Aha Journals conducted a study on how elimination of filtered coffee and boiled coffee affects blood pressure. This the conclusive result published online – “consumption of unfiltered boiled coffee may cause a slight but significant rise in systolic blood pressure”.
Harvard Health published their findings on cholesterol and coffee in one of the articles. They claimed that cholesterol-raising effect of coffees is limited to unfiltered coffee. This kind includes Turkish brew, a French press, and boiled coffee – the Scandinavian style.
Mayo Clinic’s research on cholesterol levels goes hand in hand with Harvard Science. These are their words – “High consumption of unfiltered coffee (boiled or espresso) has been associated with mild elevations in cholesterol levels”.
These reports hint that boiling cappuccino does not just give scalded taste – it affects you biologically too.
But there is another side to the coin too.
Filtered (or rather semi brewed) coffee has high caffeine concentrations. A prolonged exposure to high amount of caffeine can affect you neurologically and can even make you addictive.
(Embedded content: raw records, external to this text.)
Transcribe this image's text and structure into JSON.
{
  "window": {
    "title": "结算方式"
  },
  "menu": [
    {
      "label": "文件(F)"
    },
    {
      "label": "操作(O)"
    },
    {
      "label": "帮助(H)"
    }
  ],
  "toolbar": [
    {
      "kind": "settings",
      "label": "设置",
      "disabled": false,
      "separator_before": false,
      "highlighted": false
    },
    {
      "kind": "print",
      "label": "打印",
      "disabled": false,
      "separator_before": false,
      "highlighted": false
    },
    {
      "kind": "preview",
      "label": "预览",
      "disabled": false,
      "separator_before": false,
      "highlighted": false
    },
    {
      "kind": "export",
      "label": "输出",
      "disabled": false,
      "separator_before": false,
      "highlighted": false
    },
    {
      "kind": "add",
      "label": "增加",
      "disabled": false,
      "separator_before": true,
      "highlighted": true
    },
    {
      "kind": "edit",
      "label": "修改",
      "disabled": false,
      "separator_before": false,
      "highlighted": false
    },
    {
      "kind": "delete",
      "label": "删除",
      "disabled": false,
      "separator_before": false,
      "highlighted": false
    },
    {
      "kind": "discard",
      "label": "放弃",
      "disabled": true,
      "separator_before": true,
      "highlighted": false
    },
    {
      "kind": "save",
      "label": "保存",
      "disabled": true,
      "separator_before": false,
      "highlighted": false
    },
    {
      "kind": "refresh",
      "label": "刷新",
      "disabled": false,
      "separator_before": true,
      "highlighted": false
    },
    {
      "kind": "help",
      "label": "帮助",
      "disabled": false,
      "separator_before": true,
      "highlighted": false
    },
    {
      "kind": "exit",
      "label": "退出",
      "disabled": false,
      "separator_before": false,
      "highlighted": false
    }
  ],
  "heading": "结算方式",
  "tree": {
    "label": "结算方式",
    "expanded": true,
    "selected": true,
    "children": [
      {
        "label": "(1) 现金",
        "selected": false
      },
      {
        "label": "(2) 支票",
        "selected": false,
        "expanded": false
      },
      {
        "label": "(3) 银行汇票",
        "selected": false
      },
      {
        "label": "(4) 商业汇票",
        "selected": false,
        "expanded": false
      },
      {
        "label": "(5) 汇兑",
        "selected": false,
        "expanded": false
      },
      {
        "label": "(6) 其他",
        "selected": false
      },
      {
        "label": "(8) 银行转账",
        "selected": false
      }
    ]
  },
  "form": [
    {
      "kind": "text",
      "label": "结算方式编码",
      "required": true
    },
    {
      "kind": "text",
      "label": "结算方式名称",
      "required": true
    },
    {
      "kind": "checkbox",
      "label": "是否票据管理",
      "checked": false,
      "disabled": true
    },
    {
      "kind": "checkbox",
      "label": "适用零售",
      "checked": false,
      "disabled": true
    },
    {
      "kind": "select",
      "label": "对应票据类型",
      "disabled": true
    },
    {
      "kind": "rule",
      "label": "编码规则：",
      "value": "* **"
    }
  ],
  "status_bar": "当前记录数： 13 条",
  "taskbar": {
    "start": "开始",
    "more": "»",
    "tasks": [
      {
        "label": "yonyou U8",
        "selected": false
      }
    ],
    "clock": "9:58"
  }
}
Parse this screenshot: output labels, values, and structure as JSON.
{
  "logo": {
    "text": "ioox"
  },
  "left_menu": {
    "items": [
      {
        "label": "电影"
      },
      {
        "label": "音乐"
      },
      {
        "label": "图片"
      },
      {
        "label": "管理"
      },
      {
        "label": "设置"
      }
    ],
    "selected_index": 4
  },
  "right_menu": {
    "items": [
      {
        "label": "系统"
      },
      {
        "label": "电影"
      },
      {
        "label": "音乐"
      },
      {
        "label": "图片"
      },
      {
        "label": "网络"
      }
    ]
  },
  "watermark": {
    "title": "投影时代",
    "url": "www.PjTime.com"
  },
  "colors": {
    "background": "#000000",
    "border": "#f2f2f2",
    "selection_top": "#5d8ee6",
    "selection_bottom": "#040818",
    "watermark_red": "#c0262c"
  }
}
After all caffeine is the most handy psychoactive drug in the world!
There is another famous preparation – the Greek Style. In Greek type of beverage – you boil coffee rather than brewing it.
Many people believe that Greek coffee is very healthy. Some say that this kind is rich in polyphenols and antioxidants. And because in boiling – as the drink contains only a moderate amount of caffeine, it seems to have healthier results than other types.
However it should be noted that boiling is not the magic pill in Greek coffees. The actual science is in the fine grind of coffee beans. The process of grinding is very sophisticated – which keeps the healthier compounds intact. And then boiling adds the cap by reducing the amount of caffeine.
Enjoy your favorite drink!